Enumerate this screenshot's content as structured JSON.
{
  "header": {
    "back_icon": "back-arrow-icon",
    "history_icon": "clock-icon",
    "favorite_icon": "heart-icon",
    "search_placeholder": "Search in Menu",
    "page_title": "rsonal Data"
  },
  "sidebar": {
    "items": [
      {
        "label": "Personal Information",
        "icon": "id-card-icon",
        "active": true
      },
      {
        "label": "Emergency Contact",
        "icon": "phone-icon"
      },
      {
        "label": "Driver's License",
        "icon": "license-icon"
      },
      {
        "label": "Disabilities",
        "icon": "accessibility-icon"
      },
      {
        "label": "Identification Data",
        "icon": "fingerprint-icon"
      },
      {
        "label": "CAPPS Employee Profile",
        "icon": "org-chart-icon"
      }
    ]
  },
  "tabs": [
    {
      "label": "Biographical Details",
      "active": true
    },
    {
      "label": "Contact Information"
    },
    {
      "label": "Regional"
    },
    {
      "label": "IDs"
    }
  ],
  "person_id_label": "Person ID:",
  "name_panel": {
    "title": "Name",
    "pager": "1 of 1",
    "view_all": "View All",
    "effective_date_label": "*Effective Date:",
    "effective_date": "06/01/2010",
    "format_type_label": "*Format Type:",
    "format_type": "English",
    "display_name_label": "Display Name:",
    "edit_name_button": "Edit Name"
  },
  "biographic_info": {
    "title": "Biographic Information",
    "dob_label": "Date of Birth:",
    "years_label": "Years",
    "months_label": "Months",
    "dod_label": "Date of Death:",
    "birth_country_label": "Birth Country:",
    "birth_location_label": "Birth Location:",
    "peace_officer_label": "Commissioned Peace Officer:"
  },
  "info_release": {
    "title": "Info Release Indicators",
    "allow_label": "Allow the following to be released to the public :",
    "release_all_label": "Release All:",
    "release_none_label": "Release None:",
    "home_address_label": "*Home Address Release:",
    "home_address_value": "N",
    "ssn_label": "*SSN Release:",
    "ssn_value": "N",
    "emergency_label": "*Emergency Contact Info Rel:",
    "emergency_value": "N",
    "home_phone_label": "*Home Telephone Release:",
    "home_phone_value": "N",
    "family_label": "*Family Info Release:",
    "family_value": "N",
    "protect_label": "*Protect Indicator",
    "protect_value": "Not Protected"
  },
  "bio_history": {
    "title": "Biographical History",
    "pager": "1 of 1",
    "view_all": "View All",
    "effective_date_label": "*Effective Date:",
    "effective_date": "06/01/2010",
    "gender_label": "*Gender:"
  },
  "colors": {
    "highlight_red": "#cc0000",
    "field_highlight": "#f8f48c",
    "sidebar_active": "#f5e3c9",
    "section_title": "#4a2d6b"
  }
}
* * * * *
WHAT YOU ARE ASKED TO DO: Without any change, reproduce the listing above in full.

OUTPUT:
Enumerate this screenshot's content as structured JSON.
{
  "header": {
    "back_icon": "back-arrow-icon",
    "history_icon": "clock-icon",
    "favorite_icon": "heart-icon",
    "search_placeholder": "Search in Menu",
    "page_title": "rsonal Data"
  },
  "sidebar": {
    "items": [
      {
        "label": "Personal Information",
        "icon": "id-card-icon",
        "active": true
      },
      {
        "label": "Emergency Contact",
        "icon": "phone-icon"
      },
      {
        "label": "Driver's License",
        "icon": "license-icon"
      },
      {
        "label": "Disabilities",
        "icon": "accessibility-icon"
      },
      {
        "label": "Identification Data",
        "icon": "fingerprint-icon"
      },
      {
        "label": "CAPPS Employee Profile",
        "icon": "org-chart-icon"
      }
    ]
  },
  "tabs": [
    {
      "label": "Biographical Details",
      "active": true
    },
    {
      "label": "Contact Information"
    },
    {
      "label": "Regional"
    },
    {
      "label": "IDs"
    }
  ],
  "person_id_label": "Person ID:",
  "name_panel": {
    "title": "Name",
    "pager": "1 of 1",
    "view_all": "View All",
    "effective_date_label": "*Effective Date:",
    "effective_date": "06/01/2010",
    "format_type_label": "*Format Type:",
    "format_type": "English",
    "display_name_label": "Display Name:",
    "edit_name_button": "Edit Name"
  },
  "biographic_info": {
    "title": "Biographic Information",
    "dob_label": "Date of Birth:",
    "years_label": "Years",
    "months_label": "Months",
    "dod_label": "Date of Death:",
    "birth_country_label": "Birth Country:",
    "birth_location_label": "Birth Location:",
    "peace_officer_label": "Commissioned Peace Officer:"
  },
  "info_release": {
    "title": "Info Release Indicators",
    "allow_label": "Allow the following to be released to the public :",
    "release_all_label": "Release All:",
    "release_none_label": "Release None:",
    "home_address_label": "*Home Address Release:",
    "home_address_value": "N",
    "ssn_label": "*SSN Release:",
    "ssn_value": "N",
    "emergency_label": "*Emergency Contact Info Rel:",
    "emergency_value": "N",
    "home_phone_label": "*Home Telephone Release:",
    "home_phone_value": "N",
    "family_label": "*Family Info Release:",
    "family_value": "N",
    "protect_label": "*Protect Indicator",
    "protect_value": "Not Protected"
  },
  "bio_history": {
    "title": "Biographical History",
    "pager": "1 of 1",
    "view_all": "View All",
    "effective_date_label": "*Effective Date:",
    "effective_date": "06/01/2010",
    "gender_label": "*Gender:"
  },
  "colors": {
    "highlight_red": "#cc0000",
    "field_highlight": "#f8f48c",
    "sidebar_active": "#f5e3c9",
    "section_title": "#4a2d6b"
  }
}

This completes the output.